One advantage of this study over many past studies is that it was done in a school based setting, rather than a controlled laboratory setting. This allowed for the conditions to be closer to a real life setting than many past studies. While the results of this study are optimistic, it does not imply that rewards will work for every child. It is also important to note that this study was done in a controlled, school based environment and the researchers offering the vegetables were unfamiliar to the children, so the results may be different in a home setting with the rewards being offered by parents (1).
This study is significant because earlier studies done in the 1980’s had suggested that rewarding children for eating specific foods could have a negative impact on their future liking of that food (2). A major difference between those studies and this study is that the early studies rewarded children for consuming foods they already liked, such as flavored milk beverages (2). One of the first major studies to challenge the negative impact of rewards was a 2003 study comparing the effects of rewards and exposure at increasing liking and consumption of red bell peppers, a food commonly disliked by children. The study showed that rewards did not have a negative impact on liking when the target food was initially disliked (3). This 2011 study built upon the 2003 study and confirmed that rewards do not have a negative impact on liking when the target food is initially disliked and may actually increase liking for previously disliked foods (1). A 2012 home-based follow-up version of this 2011 study found that in a home setting where parents are offering the rewards stickers are more effective than verbal praise at increasing intake and liking of vegetables (4).
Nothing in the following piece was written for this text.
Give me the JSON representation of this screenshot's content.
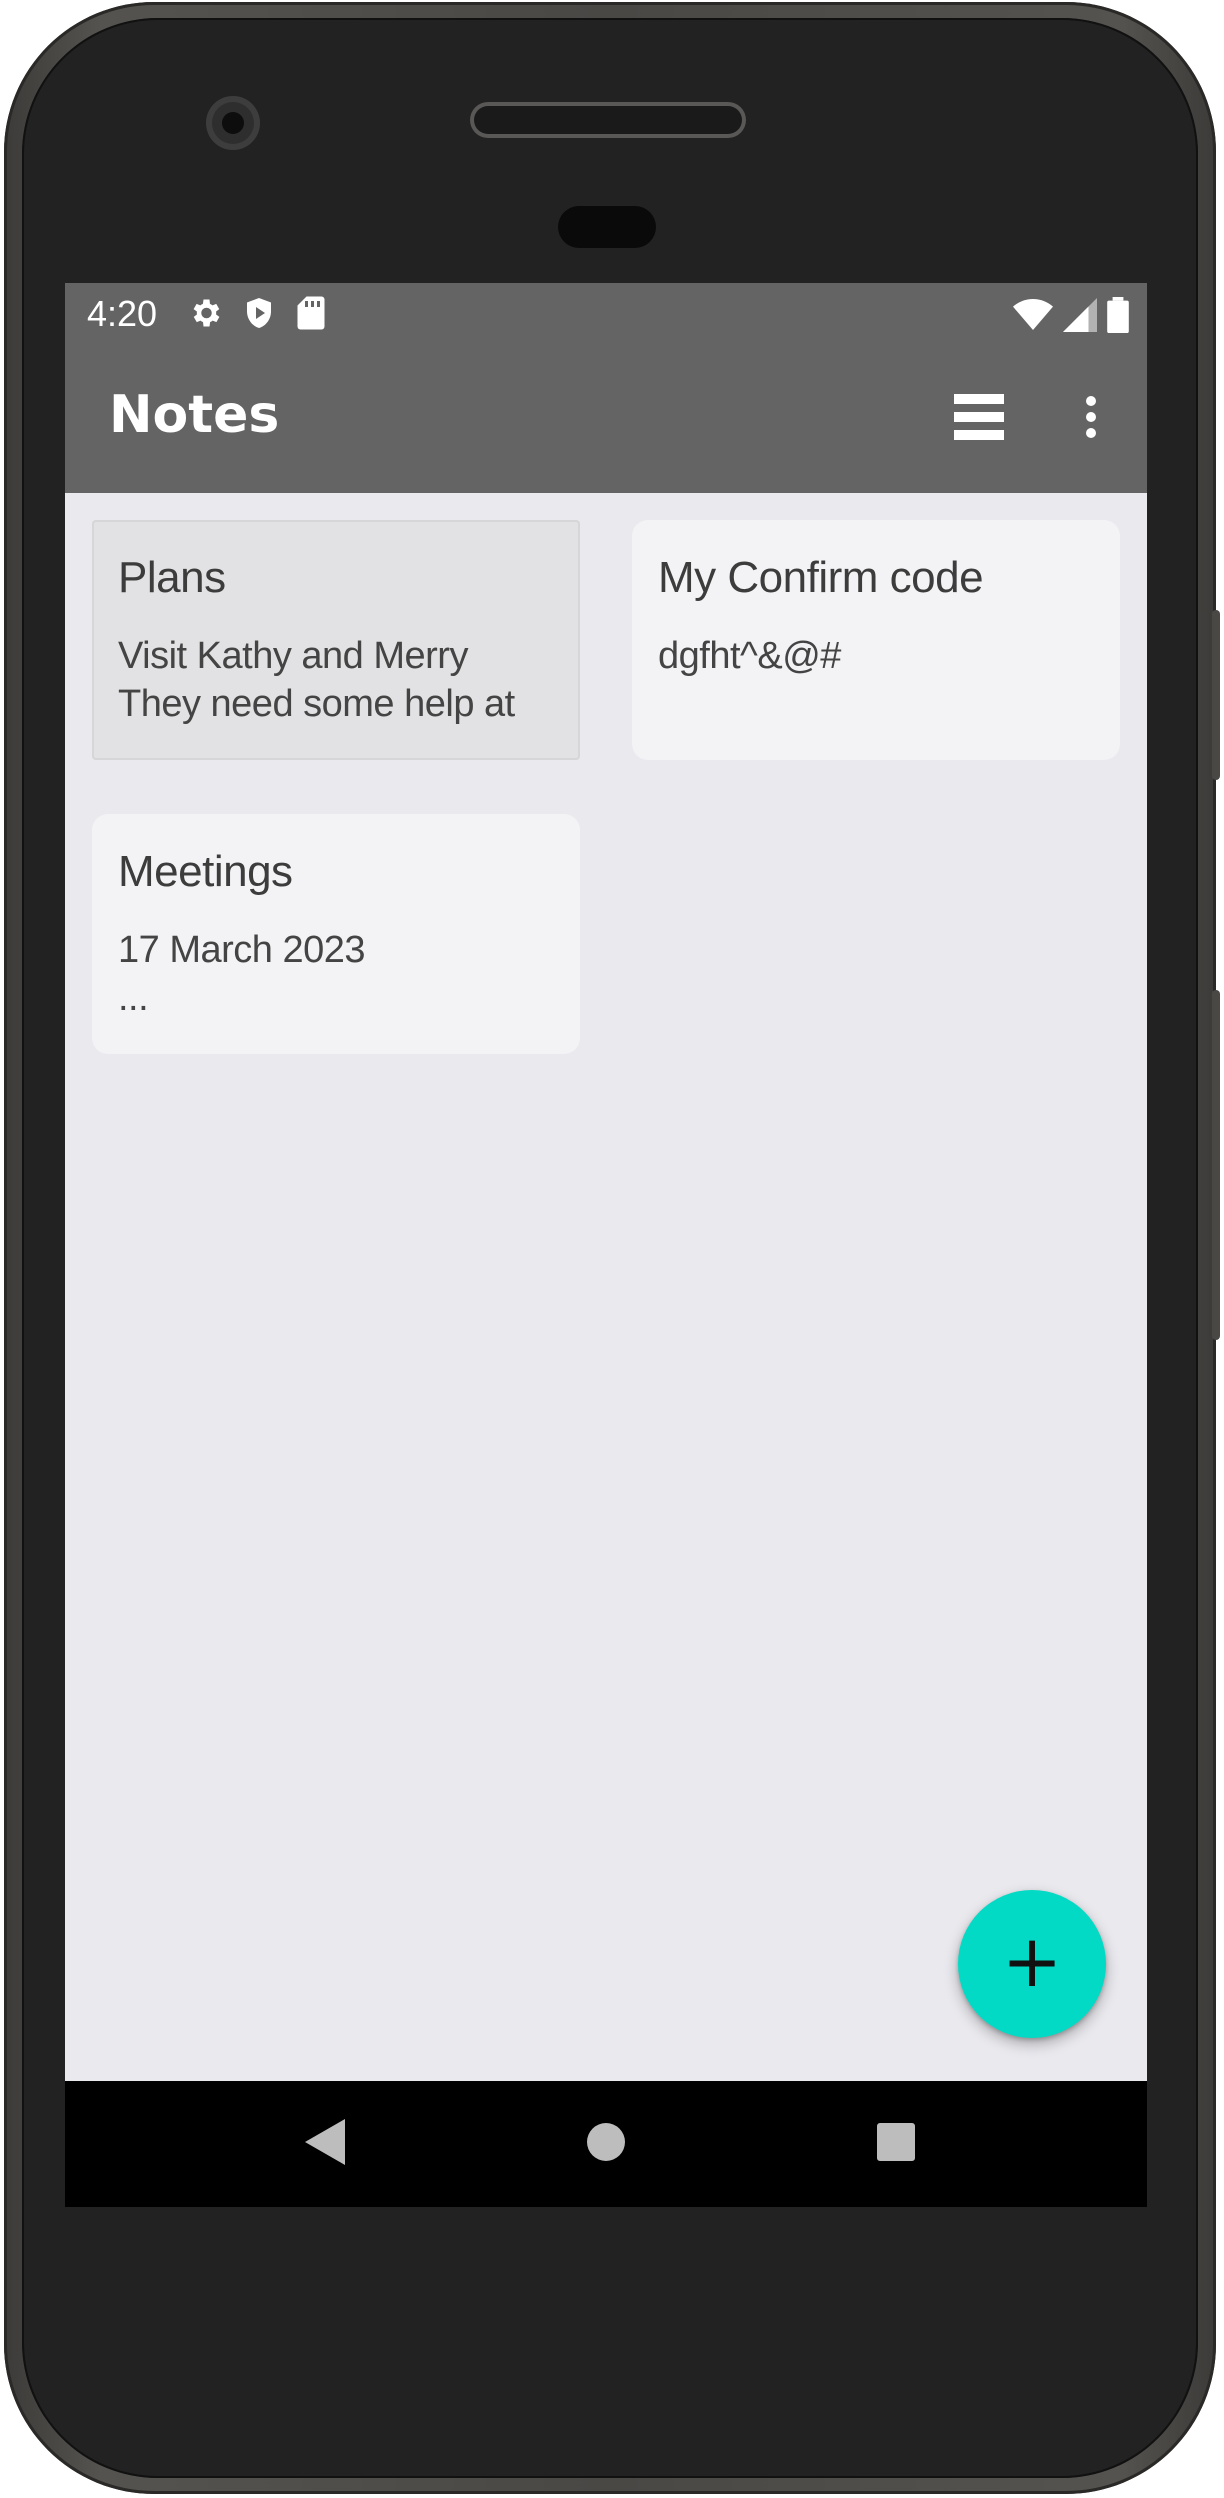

The results of this study show rewards to be an effective tool for getting children to try unfamiliar or disliked fruits and vegetables. Although this method may not be effective for all children, this study confirms that rewarding children for eating a disliked fruit or vegetable will not cause them to dislike it more. Follow up studies also suggest that verbal praise is not effective in a home setting, so parents seeking to increase their young child’s fruit and vegetable consumption may have better success using stickers. Stickers are most effective when they are used to encourage young children to try small tastes of fruits and vegetables over about 10-15 tasting opportunities.
- Cooke LJ, Chambers LC, Añez EV, et al. Eating for pleasure or profit: the effects of incentives on children’s enjoyment of vegetables. Psychol Sci. 2011;22(2):190–196. Available at: http://pss.sagepub.com.dist.lib.usu.edu/content/22/2/190. Accessed February 17, 2014.
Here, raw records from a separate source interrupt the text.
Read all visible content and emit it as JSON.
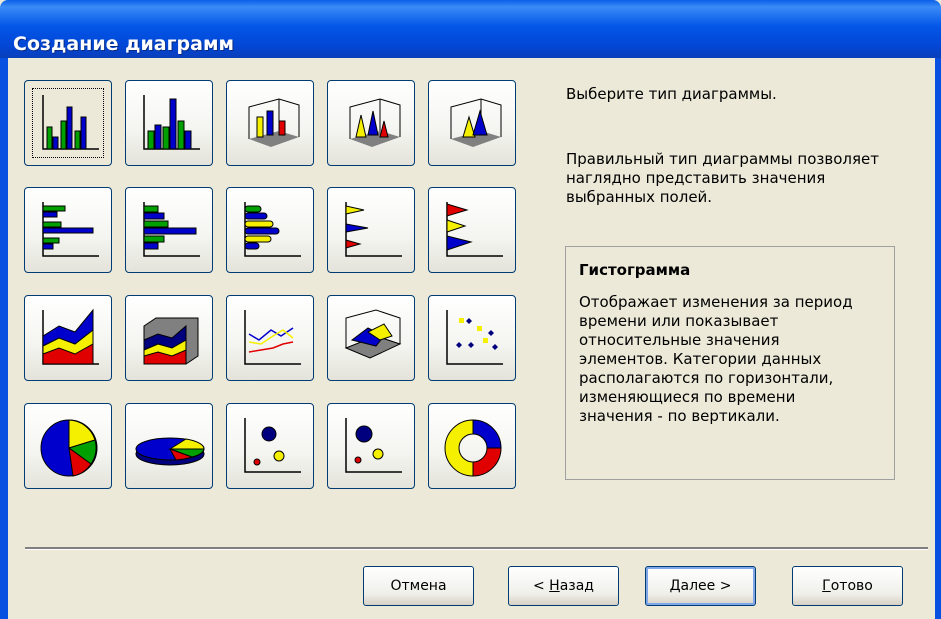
{
  "window": {
    "title": "Создание диаграмм"
  },
  "prompt": "Выберите тип диаграммы.",
  "hint": "Правильный тип диаграммы позволяет наглядно представить значения выбранных полей.",
  "description": {
    "title": "Гистограмма",
    "body": "Отображает изменения за период\nвремени или показывает\nотносительные значения\nэлементов. Категории данных\nрасполагаются по горизонтали,\nизменяющиеся по времени\nзначения - по вертикали."
  },
  "chart_types": [
    {
      "icon": "column-clustered-chart-icon",
      "selected": true
    },
    {
      "icon": "column-stacked-chart-icon",
      "selected": false
    },
    {
      "icon": "column-3d-chart-icon",
      "selected": false
    },
    {
      "icon": "cone-3d-chart-icon",
      "selected": false
    },
    {
      "icon": "pyramid-3d-chart-icon",
      "selected": false
    },
    {
      "icon": "bar-clustered-chart-icon",
      "selected": false
    },
    {
      "icon": "bar-stacked-chart-icon",
      "selected": false
    },
    {
      "icon": "bar-cylinder-chart-icon",
      "selected": false
    },
    {
      "icon": "bar-cone-chart-icon",
      "selected": false
    },
    {
      "icon": "bar-pyramid-chart-icon",
      "selected": false
    },
    {
      "icon": "area-chart-icon",
      "selected": false
    },
    {
      "icon": "area-3d-chart-icon",
      "selected": false
    },
    {
      "icon": "line-chart-icon",
      "selected": false
    },
    {
      "icon": "surface-3d-chart-icon",
      "selected": false
    },
    {
      "icon": "scatter-chart-icon",
      "selected": false
    },
    {
      "icon": "pie-chart-icon",
      "selected": false
    },
    {
      "icon": "pie-3d-chart-icon",
      "selected": false
    },
    {
      "icon": "bubble-chart-icon",
      "selected": false
    },
    {
      "icon": "bubble-3d-chart-icon",
      "selected": false
    },
    {
      "icon": "doughnut-chart-icon",
      "selected": false
    }
  ],
  "colors": {
    "blue": "#0000CC",
    "green": "#00A000",
    "red": "#E00000",
    "yellow": "#F4F000",
    "navy": "#00007F",
    "title_bar": "#0352E0",
    "face": "#ECE9D8"
  },
  "buttons": {
    "cancel": "Отмена",
    "back_prefix": "< ",
    "back_key": "Н",
    "back_rest": "азад",
    "next_key": "Д",
    "next_rest": "алее >",
    "finish_key": "Г",
    "finish_rest": "отово"
  }
}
- Cooke LJ, Chambers LC, Añez EV, Wardle J. Facilitating or undermining? The effect of reward on food acceptance. A narrative review. Appetite. 2011;57:493-497. Available at: http://dx.doi.org/10.1016/j.appet.2011.06.016. Accessed February 17,2014.
- Wardle J, Herrera HL, Cooke L, Gibson EL. Modifying children’s food preferences: the effects of exposure and reward on acceptance of an unfamiliar vegetable. Eur J Clin Nutr. 2003;57:341-348. Available at: http://dx.doi.org/10.1038/sj.ejcn.1601541. Accessed February 17, 2014.
- Remington A, Añez E, Croker H, Wardle J, Cooke L. Increasing food acceptance in the home setting: a randomized controlled trial of parent-administered taste exposure with incentives. Am J Clin Nutr. 2012;95:72–7. Available at: doi:10.3945/ajcn.111.024596. Accessed February 17, 2014.
Reviewed by Viktoriya Wolff